cannabis and depression: are people with depression more likely to use cannabis?
The era of reefer madness has ended. The war on drugs has been exposed as a political stunt. The US is slowly legalizing recreational cannabis, one state at a time. One of the many downfalls of the anti-cannabis era was the suspension of clinical research. Scientists were not permitted to explore the potential therapeutic qualities of cannabis, as well as all the other drugs considered illegal. As these restrictions have been lifted, a body of knowledge has begun to grow. A question of great interest: how does cannabis relate to depression?
Depression and Odds of Cannabis Use
Researchers sought out to understand the relationship between depression and odds of cannabis use. Primarily, they wanted to know if cannabis use habits differed between depressed and non-depressed individuals.
Source: Association of Depression With Past-Month Cannabis Use Among US Adults Aged 20 to 59 Years, 2005 to 2016
In sum, individuals with depression had an increased odds of cannabis use compared to the general population. Specifically, depressed individuals were more likely to have used cannabis in the last 30 days and even the last 24 hours. Next, researchers compared the odds ratios of these groups from 2005-2006 and 2015-2016. The goal of this analysis was to identify changes in the relationship over time.
The odds ratio for depression and any past-month cannabis use increased from 1.46 (95% CI, 1.07-1.99) in 2005 to 2006 to 2.30 (95% CI, 1.82-2.91) in 2015 to 2016.
In 2005-2006, depressed individuals were 46% more likely to use cannabis compared to the general population. Today, they are more than twice as likely to be using cannabis. These results suggest that a higher proportion of individuals with depression are using cannabis over time. The authors put forward the idea that more depressed individuals are self-medicating and that this practice may be reinforced by media and advertising.
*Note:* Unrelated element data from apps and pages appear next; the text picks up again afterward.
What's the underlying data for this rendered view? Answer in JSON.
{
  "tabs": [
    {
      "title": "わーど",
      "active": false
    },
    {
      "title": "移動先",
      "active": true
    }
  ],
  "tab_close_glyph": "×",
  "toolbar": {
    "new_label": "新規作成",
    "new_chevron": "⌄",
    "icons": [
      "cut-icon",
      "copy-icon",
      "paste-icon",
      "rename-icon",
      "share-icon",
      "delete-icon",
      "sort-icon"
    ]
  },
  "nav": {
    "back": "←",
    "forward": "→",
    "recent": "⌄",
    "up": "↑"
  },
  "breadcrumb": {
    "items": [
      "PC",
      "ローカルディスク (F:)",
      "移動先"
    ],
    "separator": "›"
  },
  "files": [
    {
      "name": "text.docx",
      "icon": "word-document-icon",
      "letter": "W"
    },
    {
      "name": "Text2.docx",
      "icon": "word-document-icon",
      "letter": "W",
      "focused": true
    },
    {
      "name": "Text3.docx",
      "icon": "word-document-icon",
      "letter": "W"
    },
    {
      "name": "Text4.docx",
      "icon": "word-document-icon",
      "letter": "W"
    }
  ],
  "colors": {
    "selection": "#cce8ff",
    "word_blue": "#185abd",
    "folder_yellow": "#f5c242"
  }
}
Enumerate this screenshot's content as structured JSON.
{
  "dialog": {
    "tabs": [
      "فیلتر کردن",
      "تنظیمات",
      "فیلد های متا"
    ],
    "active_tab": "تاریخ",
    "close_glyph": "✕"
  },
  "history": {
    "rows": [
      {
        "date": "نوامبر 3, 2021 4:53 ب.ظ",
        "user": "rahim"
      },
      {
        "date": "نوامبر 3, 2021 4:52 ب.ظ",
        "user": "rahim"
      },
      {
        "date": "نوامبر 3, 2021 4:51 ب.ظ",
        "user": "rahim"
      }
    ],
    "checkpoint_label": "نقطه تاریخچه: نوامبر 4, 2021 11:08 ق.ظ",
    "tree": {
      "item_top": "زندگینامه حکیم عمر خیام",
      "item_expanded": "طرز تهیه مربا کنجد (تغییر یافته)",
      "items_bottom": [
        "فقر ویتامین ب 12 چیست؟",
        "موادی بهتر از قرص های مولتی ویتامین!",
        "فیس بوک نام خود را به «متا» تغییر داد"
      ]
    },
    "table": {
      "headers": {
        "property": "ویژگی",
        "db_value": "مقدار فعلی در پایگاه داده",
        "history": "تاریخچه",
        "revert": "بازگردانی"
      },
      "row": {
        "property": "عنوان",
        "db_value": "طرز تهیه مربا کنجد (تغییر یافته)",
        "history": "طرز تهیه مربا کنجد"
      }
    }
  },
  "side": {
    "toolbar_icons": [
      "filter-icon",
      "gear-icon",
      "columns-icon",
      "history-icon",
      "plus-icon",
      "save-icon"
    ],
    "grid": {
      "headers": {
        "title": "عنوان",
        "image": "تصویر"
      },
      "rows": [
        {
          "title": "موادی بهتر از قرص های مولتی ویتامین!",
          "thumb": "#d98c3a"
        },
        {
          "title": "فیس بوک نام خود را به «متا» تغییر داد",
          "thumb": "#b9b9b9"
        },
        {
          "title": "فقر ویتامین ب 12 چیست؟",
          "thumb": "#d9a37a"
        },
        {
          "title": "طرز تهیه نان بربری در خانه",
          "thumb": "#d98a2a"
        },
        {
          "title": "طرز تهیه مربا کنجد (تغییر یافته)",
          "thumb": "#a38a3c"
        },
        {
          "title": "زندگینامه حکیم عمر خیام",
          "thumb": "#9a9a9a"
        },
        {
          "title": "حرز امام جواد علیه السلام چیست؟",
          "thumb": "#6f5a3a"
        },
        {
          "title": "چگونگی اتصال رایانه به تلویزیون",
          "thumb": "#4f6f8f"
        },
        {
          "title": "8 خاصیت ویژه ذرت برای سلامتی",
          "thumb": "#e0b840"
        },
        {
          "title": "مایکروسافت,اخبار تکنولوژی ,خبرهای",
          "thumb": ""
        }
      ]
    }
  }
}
The odds ratio for depression and daily or near-daily past-month cannabis use increased from 1.37 (95% CI, 0.81-2.32) in 2005 to 2006 to 3.16 (95% CI, 2.23-4.48) in 2015 to 2016.
In 2005-2006, depressed individuals were no more likely to use cannabis daily than the general population. Not only did the odds increase in 2015-2016, but so did the strength of the relationship. This is strong evidence supporting the relationship between depression and cannabis use. However, there are still many unanswered questions. Notably, we do not know the directionality of the relationship. Are depressed individuals drawn to cannabis? Does cannabis worsen depressive symptoms? These questions are complex and personal.
The data suggests that people with depression are more likely to use cannabis than the general population. It also states that these odds have magnified over time. A lot has changed in the last decade. Though cannabis is still illegal under federal law, the majority of states allow medicinal use. In 2012, Colorado and Washington became the first two states to legalize the recreational use of cannabis and a number of other states have followed in their footsteps. The increased access may contribute to the increased odds of cannabis use in the depressed population. However, it does not examine what draws depressed individuals to cannabis at higher rates than the general population. Other factors must be at play that changed how people cope with depressive symptoms.